Data extracted from a collection:
-*-

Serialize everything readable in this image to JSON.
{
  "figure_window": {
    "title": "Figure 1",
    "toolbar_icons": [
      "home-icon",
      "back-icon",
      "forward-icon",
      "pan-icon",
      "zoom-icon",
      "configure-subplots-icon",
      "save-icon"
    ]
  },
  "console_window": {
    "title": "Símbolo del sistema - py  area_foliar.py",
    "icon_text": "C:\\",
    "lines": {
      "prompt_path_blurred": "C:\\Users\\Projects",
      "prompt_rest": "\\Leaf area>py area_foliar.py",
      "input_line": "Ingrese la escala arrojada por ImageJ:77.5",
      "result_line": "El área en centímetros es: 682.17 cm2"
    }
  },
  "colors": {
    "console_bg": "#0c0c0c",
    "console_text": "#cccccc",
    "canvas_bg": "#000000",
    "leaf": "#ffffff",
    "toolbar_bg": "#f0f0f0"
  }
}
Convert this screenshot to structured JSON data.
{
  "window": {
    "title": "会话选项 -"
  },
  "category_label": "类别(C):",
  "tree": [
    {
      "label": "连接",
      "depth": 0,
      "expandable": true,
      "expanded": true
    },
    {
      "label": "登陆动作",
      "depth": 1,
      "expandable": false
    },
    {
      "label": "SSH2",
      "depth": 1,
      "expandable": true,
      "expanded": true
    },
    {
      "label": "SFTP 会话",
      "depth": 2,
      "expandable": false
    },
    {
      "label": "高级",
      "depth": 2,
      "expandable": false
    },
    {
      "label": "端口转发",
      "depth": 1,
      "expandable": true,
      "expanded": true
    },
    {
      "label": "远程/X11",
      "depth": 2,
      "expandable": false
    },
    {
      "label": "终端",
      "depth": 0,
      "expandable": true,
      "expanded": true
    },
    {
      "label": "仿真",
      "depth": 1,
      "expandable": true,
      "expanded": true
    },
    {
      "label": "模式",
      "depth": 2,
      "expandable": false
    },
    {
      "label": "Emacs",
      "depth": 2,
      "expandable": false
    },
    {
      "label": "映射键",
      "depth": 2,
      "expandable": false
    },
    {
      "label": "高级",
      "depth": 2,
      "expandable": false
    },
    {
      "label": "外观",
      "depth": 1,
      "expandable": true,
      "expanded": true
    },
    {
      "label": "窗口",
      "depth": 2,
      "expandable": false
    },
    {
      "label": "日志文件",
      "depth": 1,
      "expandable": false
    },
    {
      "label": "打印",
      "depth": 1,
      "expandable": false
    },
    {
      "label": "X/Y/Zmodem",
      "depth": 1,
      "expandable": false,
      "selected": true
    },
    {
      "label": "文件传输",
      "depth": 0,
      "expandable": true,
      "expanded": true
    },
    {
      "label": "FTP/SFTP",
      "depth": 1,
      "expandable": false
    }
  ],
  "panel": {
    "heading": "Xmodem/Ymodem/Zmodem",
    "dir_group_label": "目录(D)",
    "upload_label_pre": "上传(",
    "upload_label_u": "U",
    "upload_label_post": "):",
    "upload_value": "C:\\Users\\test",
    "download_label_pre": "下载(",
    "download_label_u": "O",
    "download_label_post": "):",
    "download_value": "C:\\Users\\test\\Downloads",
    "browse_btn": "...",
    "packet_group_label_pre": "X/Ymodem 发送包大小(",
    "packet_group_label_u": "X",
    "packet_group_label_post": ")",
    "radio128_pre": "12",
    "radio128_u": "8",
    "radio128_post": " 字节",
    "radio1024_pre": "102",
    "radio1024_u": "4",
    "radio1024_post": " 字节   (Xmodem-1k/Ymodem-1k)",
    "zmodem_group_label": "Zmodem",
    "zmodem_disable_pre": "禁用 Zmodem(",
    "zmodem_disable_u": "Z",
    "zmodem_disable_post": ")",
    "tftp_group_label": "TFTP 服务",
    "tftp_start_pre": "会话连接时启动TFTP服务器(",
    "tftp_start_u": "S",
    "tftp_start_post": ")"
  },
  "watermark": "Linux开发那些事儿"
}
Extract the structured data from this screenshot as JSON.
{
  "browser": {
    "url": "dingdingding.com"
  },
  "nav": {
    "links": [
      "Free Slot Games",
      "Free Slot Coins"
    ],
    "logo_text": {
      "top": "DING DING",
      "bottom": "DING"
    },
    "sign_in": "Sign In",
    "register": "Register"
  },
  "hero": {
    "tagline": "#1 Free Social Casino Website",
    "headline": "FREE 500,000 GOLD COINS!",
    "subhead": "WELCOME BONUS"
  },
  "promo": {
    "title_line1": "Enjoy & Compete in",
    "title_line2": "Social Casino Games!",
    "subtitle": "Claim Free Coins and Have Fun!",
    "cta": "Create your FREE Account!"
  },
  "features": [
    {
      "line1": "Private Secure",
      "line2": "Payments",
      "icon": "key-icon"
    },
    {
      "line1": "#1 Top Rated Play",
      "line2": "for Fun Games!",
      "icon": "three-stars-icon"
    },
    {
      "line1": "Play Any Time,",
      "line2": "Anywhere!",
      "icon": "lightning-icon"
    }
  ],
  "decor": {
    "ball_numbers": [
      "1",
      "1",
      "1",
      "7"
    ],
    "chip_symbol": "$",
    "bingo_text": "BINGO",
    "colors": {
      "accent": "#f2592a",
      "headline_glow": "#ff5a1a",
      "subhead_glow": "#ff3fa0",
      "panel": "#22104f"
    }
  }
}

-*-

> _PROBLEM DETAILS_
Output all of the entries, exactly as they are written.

> _EXERCISE RESULT_
Serialize everything readable in this image to JSON.
{
  "figure_window": {
    "title": "Figure 1",
    "toolbar_icons": [
      "home-icon",
      "back-icon",
      "forward-icon",
      "pan-icon",
      "zoom-icon",
      "configure-subplots-icon",
      "save-icon"
    ]
  },
  "console_window": {
    "title": "Símbolo del sistema - py  area_foliar.py",
    "icon_text": "C:\\",
    "lines": {
      "prompt_path_blurred": "C:\\Users\\Projects",
      "prompt_rest": "\\Leaf area>py area_foliar.py",
      "input_line": "Ingrese la escala arrojada por ImageJ:77.5",
      "result_line": "El área en centímetros es: 682.17 cm2"
    }
  },
  "colors": {
    "console_bg": "#0c0c0c",
    "console_text": "#cccccc",
    "canvas_bg": "#000000",
    "leaf": "#ffffff",
    "toolbar_bg": "#f0f0f0"
  }
}
Convert this screenshot to structured JSON data.
{
  "window": {
    "title": "会话选项 -"
  },
  "category_label": "类别(C):",
  "tree": [
    {
      "label": "连接",
      "depth": 0,
      "expandable": true,
      "expanded": true
    },
    {
      "label": "登陆动作",
      "depth": 1,
      "expandable": false
    },
    {
      "label": "SSH2",
      "depth": 1,
      "expandable": true,
      "expanded": true
    },
    {
      "label": "SFTP 会话",
      "depth": 2,
      "expandable": false
    },
    {
      "label": "高级",
      "depth": 2,
      "expandable": false
    },
    {
      "label": "端口转发",
      "depth": 1,
      "expandable": true,
      "expanded": true
    },
    {
      "label": "远程/X11",
      "depth": 2,
      "expandable": false
    },
    {
      "label": "终端",
      "depth": 0,
      "expandable": true,
      "expanded": true
    },
    {
      "label": "仿真",
      "depth": 1,
      "expandable": true,
      "expanded": true
    },
    {
      "label": "模式",
      "depth": 2,
      "expandable": false
    },
    {
      "label": "Emacs",
      "depth": 2,
      "expandable": false
    },
    {
      "label": "映射键",
      "depth": 2,
      "expandable": false
    },
    {
      "label": "高级",
      "depth": 2,
      "expandable": false
    },
    {
      "label": "外观",
      "depth": 1,
      "expandable": true,
      "expanded": true
    },
    {
      "label": "窗口",
      "depth": 2,
      "expandable": false
    },
    {
      "label": "日志文件",
      "depth": 1,
      "expandable": false
    },
    {
      "label": "打印",
      "depth": 1,
      "expandable": false
    },
    {
      "label": "X/Y/Zmodem",
      "depth": 1,
      "expandable": false,
      "selected": true
    },
    {
      "label": "文件传输",
      "depth": 0,
      "expandable": true,
      "expanded": true
    },
    {
      "label": "FTP/SFTP",
      "depth": 1,
      "expandable": false
    }
  ],
  "panel": {
    "heading": "Xmodem/Ymodem/Zmodem",
    "dir_group_label": "目录(D)",
    "upload_label_pre": "上传(",
    "upload_label_u": "U",
    "upload_label_post": "):",
    "upload_value": "C:\\Users\\test",
    "download_label_pre": "下载(",
    "download_label_u": "O",
    "download_label_post": "):",
    "download_value": "C:\\Users\\test\\Downloads",
    "browse_btn": "...",
    "packet_group_label_pre": "X/Ymodem 发送包大小(",
    "packet_group_label_u": "X",
    "packet_group_label_post": ")",
    "radio128_pre": "12",
    "radio128_u": "8",
    "radio128_post": " 字节",
    "radio1024_pre": "102",
    "radio1024_u": "4",
    "radio1024_post": " 字节   (Xmodem-1k/Ymodem-1k)",
    "zmodem_group_label": "Zmodem",
    "zmodem_disable_pre": "禁用 Zmodem(",
    "zmodem_disable_u": "Z",
    "zmodem_disable_post": ")",
    "tftp_group_label": "TFTP 服务",
    "tftp_start_pre": "会话连接时启动TFTP服务器(",
    "tftp_start_u": "S",
    "tftp_start_post": ")"
  },
  "watermark": "Linux开发那些事儿"
}
Extract the structured data from this screenshot as JSON.
{
  "browser": {
    "url": "dingdingding.com"
  },
  "nav": {
    "links": [
      "Free Slot Games",
      "Free Slot Coins"
    ],
    "logo_text": {
      "top": "DING DING",
      "bottom": "DING"
    },
    "sign_in": "Sign In",
    "register": "Register"
  },
  "hero": {
    "tagline": "#1 Free Social Casino Website",
    "headline": "FREE 500,000 GOLD COINS!",
    "subhead": "WELCOME BONUS"
  },
  "promo": {
    "title_line1": "Enjoy & Compete in",
    "title_line2": "Social Casino Games!",
    "subtitle": "Claim Free Coins and Have Fun!",
    "cta": "Create your FREE Account!"
  },
  "features": [
    {
      "line1": "Private Secure",
      "line2": "Payments",
      "icon": "key-icon"
    },
    {
      "line1": "#1 Top Rated Play",
      "line2": "for Fun Games!",
      "icon": "three-stars-icon"
    },
    {
      "line1": "Play Any Time,",
      "line2": "Anywhere!",
      "icon": "lightning-icon"
    }
  ],
  "decor": {
    "ball_numbers": [
      "1",
      "1",
      "1",
      "7"
    ],
    "chip_symbol": "$",
    "bingo_text": "BINGO",
    "colors": {
      "accent": "#f2592a",
      "headline_glow": "#ff5a1a",
      "subhead_glow": "#ff3fa0",
      "panel": "#22104f"
    }
  }
}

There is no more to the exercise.